Who we are

SDI is a network of community-based organisations of the urban poor in 32 countries and hundreds of cities and towns across Africa, Asia and Latin America. In each country where SDI has a presence, affiliate organisations come together at the community, city and national level to form federations of the urban poor. These federations share specific methodologies, which are enumerated below. In its organisational form SDI consists of a Secretariat, a coordinating team, a Board and a Council of Federations. The Secretariat has an administrative and management function. It is accountable to a Board and a Council of Federations made up of nominated grassroots leaders from affiliated Federations. The Board also nominates a Coordinating team that serves as an executive, responsible for overseeing the implementation of SDI programmes.
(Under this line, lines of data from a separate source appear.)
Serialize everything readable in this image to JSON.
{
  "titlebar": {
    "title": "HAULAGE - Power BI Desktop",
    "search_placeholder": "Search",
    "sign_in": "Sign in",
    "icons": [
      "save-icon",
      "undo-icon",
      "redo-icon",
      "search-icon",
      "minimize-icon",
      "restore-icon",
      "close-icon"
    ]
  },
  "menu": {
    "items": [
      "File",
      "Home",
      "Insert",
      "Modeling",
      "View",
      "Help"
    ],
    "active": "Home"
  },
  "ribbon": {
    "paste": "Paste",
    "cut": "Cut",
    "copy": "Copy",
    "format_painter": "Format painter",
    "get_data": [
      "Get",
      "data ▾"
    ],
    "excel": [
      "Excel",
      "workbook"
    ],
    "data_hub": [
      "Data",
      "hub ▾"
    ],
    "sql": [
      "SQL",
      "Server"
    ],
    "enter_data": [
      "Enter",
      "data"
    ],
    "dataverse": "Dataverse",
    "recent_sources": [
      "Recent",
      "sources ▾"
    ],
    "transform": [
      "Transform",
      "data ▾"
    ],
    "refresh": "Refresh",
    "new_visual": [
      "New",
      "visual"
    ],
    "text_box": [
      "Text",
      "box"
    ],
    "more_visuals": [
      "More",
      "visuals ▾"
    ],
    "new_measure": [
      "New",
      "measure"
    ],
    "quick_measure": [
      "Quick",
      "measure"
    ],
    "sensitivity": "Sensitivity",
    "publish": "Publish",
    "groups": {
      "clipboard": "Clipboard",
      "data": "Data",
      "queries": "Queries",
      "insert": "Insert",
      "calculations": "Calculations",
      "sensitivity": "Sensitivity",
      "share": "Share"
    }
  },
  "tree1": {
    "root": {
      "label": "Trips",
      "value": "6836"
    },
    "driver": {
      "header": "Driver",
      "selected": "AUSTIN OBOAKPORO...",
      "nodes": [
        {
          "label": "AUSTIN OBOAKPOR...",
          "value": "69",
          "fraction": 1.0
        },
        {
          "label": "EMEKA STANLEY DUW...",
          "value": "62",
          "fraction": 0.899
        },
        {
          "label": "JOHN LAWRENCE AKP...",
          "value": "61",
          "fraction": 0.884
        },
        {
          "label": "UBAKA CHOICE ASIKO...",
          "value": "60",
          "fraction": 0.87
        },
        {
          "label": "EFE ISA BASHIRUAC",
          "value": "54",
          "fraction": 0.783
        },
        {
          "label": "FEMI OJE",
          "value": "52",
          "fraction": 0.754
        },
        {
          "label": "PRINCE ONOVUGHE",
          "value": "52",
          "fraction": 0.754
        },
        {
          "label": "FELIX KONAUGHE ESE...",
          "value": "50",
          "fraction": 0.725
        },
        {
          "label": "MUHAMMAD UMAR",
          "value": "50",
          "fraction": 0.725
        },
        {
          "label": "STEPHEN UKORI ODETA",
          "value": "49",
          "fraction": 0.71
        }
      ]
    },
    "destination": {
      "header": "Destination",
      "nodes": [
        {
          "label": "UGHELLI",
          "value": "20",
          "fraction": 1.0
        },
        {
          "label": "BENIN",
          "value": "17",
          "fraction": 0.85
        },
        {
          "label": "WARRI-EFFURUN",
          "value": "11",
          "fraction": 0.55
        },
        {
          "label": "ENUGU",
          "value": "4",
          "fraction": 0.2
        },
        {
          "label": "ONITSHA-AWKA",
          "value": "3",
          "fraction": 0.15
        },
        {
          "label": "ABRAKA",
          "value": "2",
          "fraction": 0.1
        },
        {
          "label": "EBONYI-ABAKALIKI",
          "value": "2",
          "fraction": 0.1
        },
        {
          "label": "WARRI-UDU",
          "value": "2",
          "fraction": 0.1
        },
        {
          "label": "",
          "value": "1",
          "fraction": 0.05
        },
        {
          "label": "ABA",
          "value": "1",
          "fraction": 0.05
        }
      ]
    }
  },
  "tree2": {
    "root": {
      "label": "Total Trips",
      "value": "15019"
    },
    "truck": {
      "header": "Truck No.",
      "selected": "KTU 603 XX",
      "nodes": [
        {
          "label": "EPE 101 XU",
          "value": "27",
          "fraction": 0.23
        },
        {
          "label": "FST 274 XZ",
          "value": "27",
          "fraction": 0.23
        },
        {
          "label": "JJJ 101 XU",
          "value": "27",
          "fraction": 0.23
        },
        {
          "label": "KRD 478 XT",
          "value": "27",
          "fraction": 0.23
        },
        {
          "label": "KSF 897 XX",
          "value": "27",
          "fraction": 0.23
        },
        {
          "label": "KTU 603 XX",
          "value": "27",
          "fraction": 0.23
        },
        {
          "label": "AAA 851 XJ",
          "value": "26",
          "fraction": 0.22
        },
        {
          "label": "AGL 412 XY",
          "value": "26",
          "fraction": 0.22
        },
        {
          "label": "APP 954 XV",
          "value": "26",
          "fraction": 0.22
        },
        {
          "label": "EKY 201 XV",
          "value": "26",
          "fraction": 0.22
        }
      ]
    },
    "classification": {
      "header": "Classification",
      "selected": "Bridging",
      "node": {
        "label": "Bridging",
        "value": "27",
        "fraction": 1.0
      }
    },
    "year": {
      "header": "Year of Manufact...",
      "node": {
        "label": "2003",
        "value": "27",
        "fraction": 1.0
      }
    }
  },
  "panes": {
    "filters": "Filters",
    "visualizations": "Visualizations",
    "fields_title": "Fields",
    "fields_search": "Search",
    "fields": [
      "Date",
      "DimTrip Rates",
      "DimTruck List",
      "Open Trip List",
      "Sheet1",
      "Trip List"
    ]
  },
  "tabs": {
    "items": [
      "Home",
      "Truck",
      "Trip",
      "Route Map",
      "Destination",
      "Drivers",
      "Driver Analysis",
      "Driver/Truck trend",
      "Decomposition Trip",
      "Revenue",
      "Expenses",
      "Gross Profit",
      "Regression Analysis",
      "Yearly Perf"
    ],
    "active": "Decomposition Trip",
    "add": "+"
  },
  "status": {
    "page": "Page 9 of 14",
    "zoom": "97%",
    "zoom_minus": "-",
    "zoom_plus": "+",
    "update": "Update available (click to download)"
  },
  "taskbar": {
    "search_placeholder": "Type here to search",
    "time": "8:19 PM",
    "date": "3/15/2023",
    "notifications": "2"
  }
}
SDI is committed to supporting a process that is driven from below. The Secretariat facilitates, and sometimes resources, horizontal exchange and information sharing programmes amongst member Federations. It also seeds precedent-setting projects. These exchange programmes and projects have a “political” dimension, to the extent that they are geared towards catalyzing change processes at all levels, from informal community-based institutions to formal institutions of the state and the market.

Since 1996, this network has helped to create a global voice of the urban poor, engaging international agencies and operating on the international stage in order to support and advance local struggles. Nevertheless, the principal theatre of practice for SDI’s constituent organisations is the local level: the informal settlements where the urban poor of the developing world struggle to build more inclusive cities, economies, and politics.


Community organizations of the federations affiliated to SDI have been using enumerations and settlement profiles to influence resource flows and development opportunities. Initially all the data gathered is to produce collective identity and to gather people facing the same challenges. The data is not only collected about the settlements and analyzed, but is also worked towards making the communities noticeable. Slum profiling is a continuous process, it starts by making sure that the city includes the slums in their list, looks at what the situation of the slum is in terms of factors such as land tenure, access to water, sanitation and other basic services.

This data that the community themselves gather has great values in forming policies that work best for the urban poor contributing towards their development as well as for the government to work out priorities for investments. Country specific Federations seek to realign the relationship of the poor with their political leaders and local municipal authorities on the basis of this data. Self-enumeration gives these urban poor communities an opportunity to speak about the knowledge they have about their settlements as they have access to the data and information. Though the accuracy of the information collected by them is often challenged, however, in many cities that the Alliance works in, especially in Mumbai, this has formed the basis of the Alliance being part of government projects and has been a role-model for other cities to take up community-led process. Once the data has been analyzed based on land ownership, basic amenities of water, sanitation, electricity etc. and needs prioritized, they begin to negotiate with their city and local government to upgrade settlement.